Entries provided ▸
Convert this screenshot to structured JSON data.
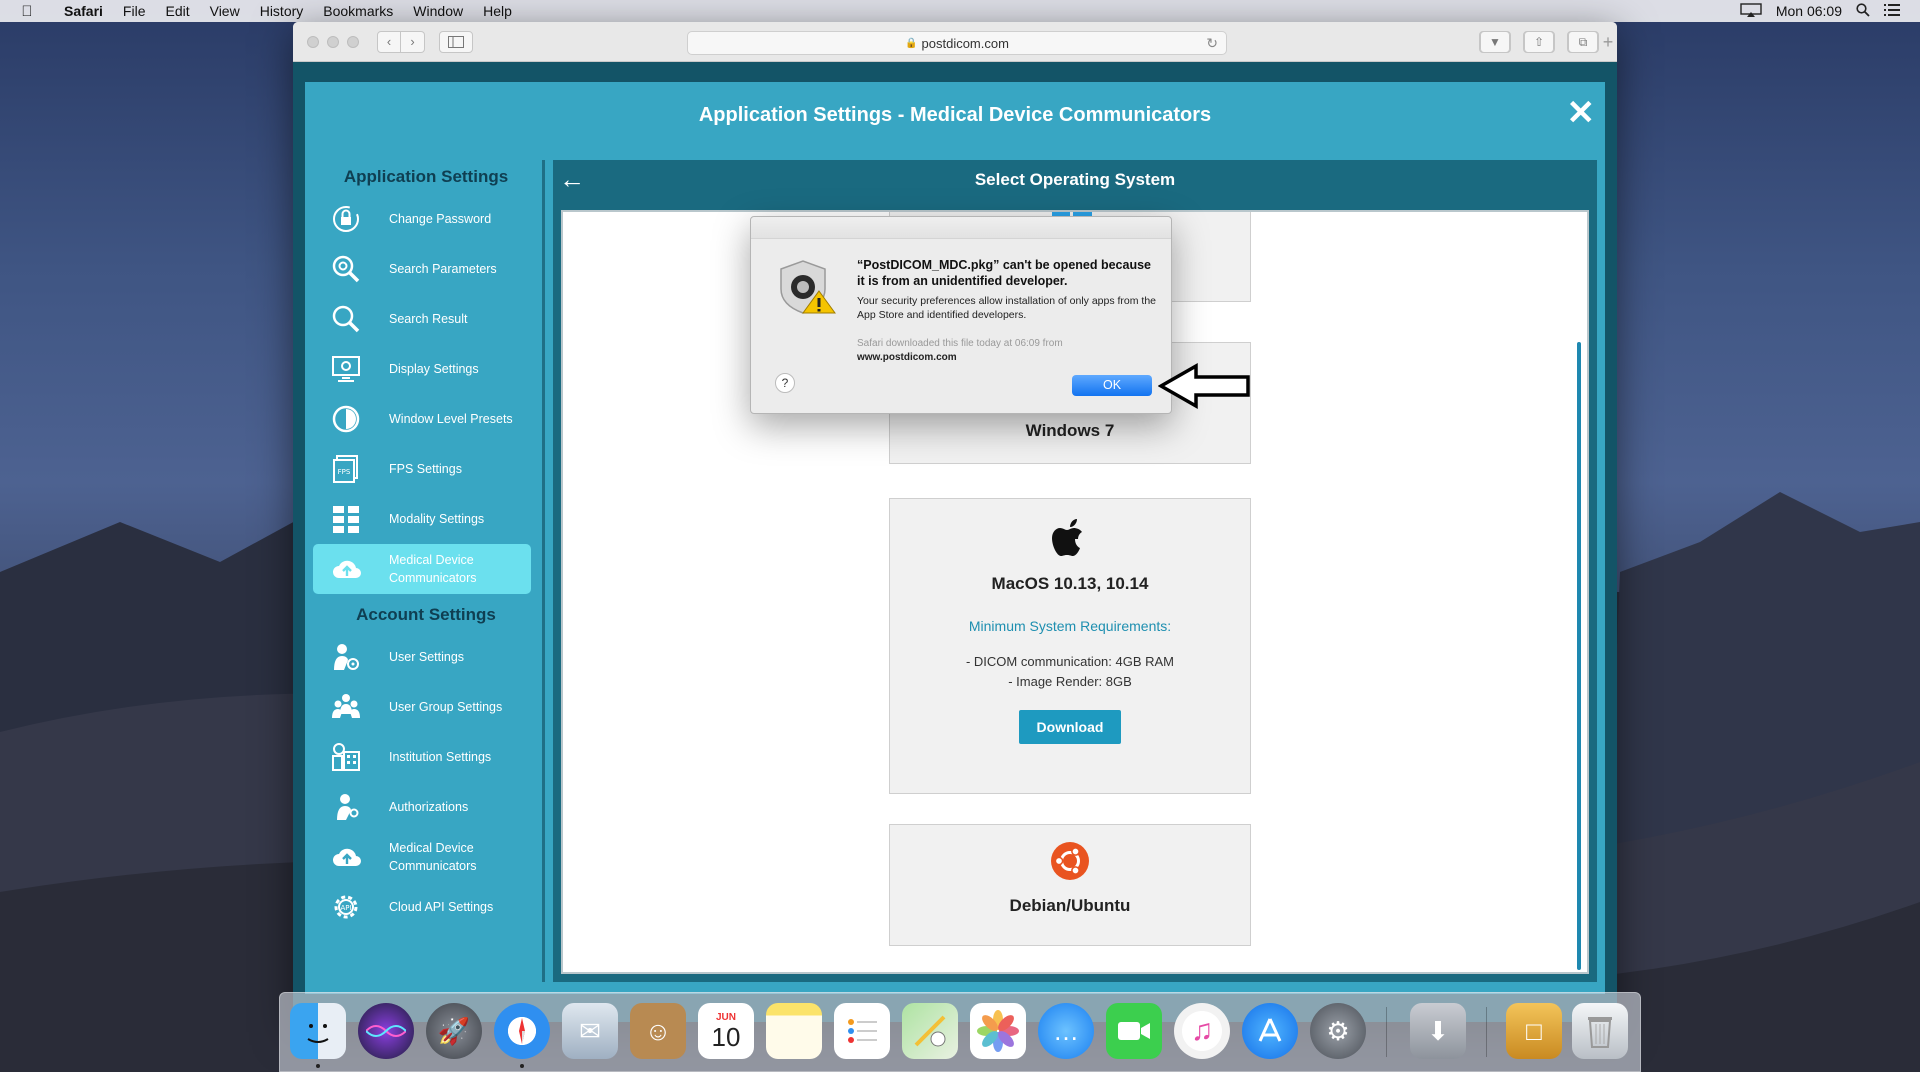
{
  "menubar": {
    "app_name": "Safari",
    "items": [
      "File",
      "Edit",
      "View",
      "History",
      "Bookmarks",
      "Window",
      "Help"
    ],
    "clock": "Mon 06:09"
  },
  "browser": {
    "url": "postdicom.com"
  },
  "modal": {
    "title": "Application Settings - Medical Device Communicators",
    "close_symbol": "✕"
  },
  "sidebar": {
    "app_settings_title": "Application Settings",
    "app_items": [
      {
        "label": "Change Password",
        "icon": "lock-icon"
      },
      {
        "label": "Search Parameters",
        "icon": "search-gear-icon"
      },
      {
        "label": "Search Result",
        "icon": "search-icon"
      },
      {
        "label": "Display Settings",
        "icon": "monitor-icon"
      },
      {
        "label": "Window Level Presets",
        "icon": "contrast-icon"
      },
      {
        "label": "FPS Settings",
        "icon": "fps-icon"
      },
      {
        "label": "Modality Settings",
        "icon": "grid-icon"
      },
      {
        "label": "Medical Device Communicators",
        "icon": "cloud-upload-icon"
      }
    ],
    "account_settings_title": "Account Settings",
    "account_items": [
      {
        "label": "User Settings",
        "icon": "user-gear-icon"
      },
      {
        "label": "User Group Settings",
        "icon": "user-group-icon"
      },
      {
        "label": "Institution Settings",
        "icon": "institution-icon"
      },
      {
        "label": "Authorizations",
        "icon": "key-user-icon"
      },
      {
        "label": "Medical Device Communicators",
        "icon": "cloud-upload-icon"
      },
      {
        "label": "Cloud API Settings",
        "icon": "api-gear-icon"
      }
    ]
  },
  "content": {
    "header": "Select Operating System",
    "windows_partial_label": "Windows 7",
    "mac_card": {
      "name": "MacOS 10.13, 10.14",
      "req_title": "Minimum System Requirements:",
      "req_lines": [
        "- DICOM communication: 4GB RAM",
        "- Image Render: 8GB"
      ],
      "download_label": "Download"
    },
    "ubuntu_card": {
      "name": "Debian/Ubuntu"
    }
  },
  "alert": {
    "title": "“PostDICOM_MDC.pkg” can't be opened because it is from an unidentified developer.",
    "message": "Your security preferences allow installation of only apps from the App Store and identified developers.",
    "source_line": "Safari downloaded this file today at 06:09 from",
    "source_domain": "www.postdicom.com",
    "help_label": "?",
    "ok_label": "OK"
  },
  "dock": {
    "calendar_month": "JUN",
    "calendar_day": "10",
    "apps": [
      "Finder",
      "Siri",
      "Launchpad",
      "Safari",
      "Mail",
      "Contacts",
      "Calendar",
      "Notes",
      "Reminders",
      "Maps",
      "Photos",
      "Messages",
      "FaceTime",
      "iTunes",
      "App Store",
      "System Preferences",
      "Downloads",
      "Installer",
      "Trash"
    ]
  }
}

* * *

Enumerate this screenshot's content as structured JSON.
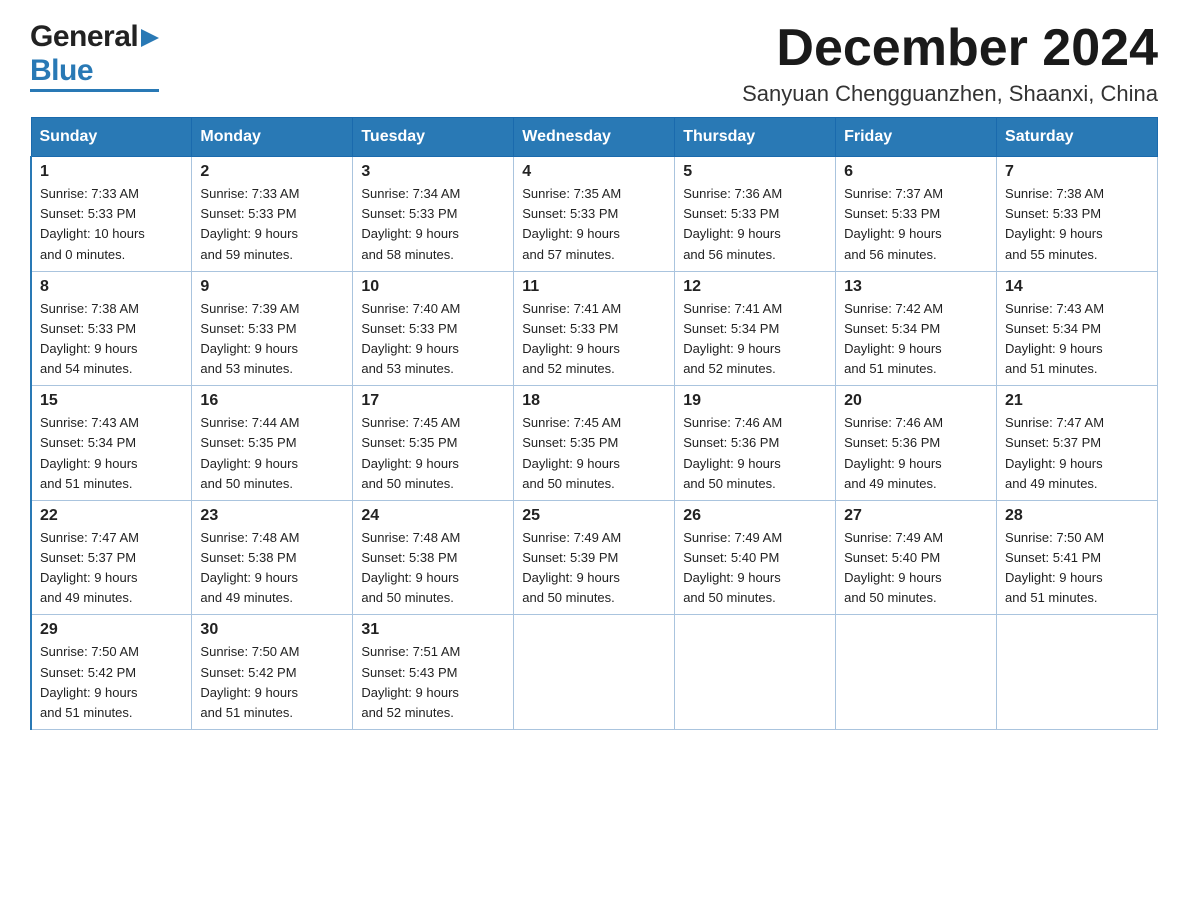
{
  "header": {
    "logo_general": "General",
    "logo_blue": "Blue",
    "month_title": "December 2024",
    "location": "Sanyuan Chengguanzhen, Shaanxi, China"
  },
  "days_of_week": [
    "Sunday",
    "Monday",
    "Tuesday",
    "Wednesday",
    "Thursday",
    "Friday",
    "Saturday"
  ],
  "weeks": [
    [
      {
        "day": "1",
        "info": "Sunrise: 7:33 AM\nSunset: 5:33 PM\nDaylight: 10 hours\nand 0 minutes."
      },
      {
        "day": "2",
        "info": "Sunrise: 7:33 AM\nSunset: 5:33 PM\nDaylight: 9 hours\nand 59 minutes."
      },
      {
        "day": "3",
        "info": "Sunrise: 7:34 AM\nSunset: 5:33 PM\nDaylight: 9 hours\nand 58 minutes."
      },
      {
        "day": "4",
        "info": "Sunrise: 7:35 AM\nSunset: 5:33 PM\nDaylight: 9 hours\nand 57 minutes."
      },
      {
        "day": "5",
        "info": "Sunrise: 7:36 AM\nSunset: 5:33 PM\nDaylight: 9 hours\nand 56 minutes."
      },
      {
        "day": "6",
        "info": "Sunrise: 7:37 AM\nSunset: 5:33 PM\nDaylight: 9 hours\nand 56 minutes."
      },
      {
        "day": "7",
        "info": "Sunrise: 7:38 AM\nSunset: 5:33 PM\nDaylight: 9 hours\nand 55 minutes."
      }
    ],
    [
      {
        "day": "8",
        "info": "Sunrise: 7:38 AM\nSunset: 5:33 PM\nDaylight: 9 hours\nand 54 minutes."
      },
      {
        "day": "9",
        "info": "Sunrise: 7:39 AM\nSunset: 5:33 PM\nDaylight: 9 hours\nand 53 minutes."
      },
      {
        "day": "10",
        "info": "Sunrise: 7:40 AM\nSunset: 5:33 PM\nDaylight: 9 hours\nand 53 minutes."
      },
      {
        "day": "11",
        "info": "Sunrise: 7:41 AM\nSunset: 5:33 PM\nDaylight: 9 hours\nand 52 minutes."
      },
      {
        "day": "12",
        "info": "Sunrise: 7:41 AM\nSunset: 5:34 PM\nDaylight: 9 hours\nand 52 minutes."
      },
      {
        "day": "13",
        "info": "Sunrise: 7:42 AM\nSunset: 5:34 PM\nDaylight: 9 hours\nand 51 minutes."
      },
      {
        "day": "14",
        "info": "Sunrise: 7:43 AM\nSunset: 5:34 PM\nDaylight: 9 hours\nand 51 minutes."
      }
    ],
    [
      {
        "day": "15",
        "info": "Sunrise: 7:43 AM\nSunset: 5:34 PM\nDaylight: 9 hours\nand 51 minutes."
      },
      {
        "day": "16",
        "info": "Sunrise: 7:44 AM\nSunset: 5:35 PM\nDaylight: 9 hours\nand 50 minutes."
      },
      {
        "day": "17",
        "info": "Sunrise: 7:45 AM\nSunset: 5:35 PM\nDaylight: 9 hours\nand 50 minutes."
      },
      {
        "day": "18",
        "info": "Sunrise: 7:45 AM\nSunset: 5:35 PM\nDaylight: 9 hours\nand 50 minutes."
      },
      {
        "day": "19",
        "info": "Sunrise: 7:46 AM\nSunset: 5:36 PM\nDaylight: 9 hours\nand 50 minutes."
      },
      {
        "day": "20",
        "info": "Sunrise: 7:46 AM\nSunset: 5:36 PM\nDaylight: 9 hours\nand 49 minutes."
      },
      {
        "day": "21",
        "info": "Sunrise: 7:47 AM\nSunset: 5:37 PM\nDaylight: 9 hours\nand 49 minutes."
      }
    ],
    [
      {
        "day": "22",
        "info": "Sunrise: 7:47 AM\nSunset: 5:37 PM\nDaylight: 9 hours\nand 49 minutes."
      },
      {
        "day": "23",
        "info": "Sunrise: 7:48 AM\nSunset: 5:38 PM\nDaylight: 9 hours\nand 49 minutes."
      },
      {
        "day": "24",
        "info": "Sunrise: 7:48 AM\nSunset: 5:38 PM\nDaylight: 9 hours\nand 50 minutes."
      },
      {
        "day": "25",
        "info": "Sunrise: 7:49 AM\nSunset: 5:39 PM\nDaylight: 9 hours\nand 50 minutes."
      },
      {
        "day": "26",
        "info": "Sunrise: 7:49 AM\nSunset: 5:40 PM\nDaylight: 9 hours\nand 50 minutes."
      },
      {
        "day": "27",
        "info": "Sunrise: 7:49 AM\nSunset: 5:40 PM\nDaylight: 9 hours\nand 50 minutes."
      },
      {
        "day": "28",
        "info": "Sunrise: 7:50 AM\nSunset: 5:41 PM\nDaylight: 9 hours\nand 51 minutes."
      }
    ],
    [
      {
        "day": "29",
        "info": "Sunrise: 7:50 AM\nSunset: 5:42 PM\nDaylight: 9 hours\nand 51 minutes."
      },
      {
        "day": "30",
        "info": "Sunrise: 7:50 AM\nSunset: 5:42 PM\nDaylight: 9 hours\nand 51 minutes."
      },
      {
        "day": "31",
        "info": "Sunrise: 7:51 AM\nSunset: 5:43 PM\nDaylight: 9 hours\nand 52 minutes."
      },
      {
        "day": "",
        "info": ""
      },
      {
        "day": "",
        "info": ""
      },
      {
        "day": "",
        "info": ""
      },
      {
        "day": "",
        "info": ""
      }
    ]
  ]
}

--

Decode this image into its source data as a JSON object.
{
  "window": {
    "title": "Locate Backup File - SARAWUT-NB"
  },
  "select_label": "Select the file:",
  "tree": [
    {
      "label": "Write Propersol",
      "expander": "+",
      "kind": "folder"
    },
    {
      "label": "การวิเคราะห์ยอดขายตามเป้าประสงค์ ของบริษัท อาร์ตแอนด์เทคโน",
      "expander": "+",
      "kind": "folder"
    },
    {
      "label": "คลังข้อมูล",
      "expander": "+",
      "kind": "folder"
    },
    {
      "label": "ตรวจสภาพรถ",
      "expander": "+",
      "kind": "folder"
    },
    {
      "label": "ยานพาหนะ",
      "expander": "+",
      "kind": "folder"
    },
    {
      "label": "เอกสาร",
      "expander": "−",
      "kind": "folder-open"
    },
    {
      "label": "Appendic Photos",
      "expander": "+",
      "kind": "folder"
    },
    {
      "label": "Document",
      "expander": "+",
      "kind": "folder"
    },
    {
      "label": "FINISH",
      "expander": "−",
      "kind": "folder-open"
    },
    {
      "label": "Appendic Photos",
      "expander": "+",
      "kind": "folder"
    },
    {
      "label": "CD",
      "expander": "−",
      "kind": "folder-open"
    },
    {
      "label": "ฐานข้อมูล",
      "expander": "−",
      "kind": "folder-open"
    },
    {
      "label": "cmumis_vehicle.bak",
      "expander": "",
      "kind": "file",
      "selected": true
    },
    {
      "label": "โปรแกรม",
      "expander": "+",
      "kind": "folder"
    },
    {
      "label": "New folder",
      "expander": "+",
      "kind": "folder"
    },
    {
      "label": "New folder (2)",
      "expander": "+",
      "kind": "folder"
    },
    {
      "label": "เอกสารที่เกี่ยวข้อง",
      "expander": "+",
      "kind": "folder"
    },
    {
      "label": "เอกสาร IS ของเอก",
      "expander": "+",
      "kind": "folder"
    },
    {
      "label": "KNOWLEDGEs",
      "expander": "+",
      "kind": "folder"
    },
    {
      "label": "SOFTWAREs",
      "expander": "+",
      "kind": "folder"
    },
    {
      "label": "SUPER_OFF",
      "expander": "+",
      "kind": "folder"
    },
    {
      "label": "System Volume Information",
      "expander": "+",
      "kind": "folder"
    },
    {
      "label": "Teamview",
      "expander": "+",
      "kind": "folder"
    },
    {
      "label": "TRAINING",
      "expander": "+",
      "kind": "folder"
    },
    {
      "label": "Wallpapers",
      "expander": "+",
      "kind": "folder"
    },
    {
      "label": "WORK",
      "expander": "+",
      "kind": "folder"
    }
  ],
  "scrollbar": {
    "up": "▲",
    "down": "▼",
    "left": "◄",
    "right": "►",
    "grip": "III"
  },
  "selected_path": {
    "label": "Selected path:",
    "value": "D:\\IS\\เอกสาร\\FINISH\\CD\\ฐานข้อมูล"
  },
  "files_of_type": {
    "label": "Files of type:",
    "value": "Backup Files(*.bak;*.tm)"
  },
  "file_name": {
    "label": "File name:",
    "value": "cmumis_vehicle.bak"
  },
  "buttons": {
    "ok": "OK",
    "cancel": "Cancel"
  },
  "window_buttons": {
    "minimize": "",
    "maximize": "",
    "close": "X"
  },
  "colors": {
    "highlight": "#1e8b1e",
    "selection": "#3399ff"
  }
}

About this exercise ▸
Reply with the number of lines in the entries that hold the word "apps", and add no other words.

Output for this exercise ▸
2